The appeal by Likud to me to include Ben Gvir in a list under my leadership is not worthy. My friends in the Likud – if you so want him, secure him on your own!
Thus Bennett was making Likud look even more extreme than New Right, if they were so insistent on Jewish Power putting up a list.
And so, yesterday evening Netanyahu did invite Bennett and Peretz to his Jerusalem office along with prominent national religious rabbi Chaim Druckman. The result: Jewish Home merges with New Right, and Jewish Power is on its own.
Peretz got 2nd place in the combined list. Ayelet Shaked got 3rd. And Bezalel Smotrich, who was until recently politically homeless (his National Union was way below the threshold), is now in 4th place on the slate, because he had merged his National Right party with New Right a day earlier. Smotrich is known for having laid out plans for Palestinian surrender-or-expulsion, advocated separation of Jewish and Palestinian mothers in maternity wards, and last year simply suggested Israel should follow Torah law. Bennett claimed that his party represented an “ideological and liberal right-wing”.

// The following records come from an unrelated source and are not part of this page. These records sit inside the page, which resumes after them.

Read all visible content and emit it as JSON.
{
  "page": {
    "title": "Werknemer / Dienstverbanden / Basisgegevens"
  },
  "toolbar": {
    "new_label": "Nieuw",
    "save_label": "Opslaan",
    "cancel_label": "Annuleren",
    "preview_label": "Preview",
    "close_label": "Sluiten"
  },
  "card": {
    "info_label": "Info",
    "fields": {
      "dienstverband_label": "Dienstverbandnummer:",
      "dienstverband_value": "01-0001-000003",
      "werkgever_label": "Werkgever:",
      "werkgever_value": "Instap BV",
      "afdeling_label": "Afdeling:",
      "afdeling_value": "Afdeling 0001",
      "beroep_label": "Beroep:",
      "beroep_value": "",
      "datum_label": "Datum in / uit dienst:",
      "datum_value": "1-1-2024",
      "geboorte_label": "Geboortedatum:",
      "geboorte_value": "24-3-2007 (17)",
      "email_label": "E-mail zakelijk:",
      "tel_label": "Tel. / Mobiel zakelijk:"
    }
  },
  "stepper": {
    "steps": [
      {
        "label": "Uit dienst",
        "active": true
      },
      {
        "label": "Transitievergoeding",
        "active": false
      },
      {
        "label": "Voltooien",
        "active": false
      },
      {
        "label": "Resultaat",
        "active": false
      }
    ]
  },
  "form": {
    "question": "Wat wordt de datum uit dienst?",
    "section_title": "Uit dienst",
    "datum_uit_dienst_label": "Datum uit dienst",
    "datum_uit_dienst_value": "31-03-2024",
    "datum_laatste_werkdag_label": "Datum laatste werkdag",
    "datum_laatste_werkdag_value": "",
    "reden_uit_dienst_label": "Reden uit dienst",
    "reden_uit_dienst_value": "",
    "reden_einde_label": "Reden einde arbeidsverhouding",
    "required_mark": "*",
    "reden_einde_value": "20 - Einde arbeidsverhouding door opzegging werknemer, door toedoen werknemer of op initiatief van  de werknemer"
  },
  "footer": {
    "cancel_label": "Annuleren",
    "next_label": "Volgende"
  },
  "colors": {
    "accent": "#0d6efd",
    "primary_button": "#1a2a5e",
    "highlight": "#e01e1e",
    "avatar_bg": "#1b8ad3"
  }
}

So now this merger of the New Right-National Union-Jewish Home, is expected to have about 9 or 10 seats, if the votes from recent polls hold, and if not too many voters stick with Jewish Power and are lost.

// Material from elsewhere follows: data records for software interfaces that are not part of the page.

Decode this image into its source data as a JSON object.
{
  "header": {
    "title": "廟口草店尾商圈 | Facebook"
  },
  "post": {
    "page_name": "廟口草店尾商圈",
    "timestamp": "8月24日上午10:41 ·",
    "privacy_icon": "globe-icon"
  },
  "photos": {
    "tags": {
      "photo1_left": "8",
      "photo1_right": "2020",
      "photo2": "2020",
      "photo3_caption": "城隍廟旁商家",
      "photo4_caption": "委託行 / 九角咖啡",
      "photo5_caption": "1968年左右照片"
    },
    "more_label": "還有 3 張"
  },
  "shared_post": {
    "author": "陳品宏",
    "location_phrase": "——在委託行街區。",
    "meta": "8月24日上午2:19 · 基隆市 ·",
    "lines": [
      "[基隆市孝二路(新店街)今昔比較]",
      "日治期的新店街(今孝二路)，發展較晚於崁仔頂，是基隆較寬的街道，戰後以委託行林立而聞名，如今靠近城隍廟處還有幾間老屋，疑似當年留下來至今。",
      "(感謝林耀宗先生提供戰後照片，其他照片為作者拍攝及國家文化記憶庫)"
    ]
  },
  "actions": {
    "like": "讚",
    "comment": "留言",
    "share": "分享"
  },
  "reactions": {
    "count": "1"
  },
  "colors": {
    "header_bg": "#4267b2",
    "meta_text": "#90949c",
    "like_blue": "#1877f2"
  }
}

Bennet’s supposedly “liberal” turn, using Jewish Power as proof of his liberalism, is reminiscent of Avigdor Liberman’s opposition to Netanyahu’s Likud last year. His refusal to support a coalition with the religious parties suddenly made him a liberal – the same man who had in the past advocated for the beheading of disloyal Palestinian citizens with an axe. Everything is relative.
Still, look at the polling: Likud with about 32, New Right (etc.) with 10, and the ultra-orthodox parties Shas and United Torah Judaism at about 8 each, only count to 58.
And thus, the gridlock continues, in the only “Jewish democracy”.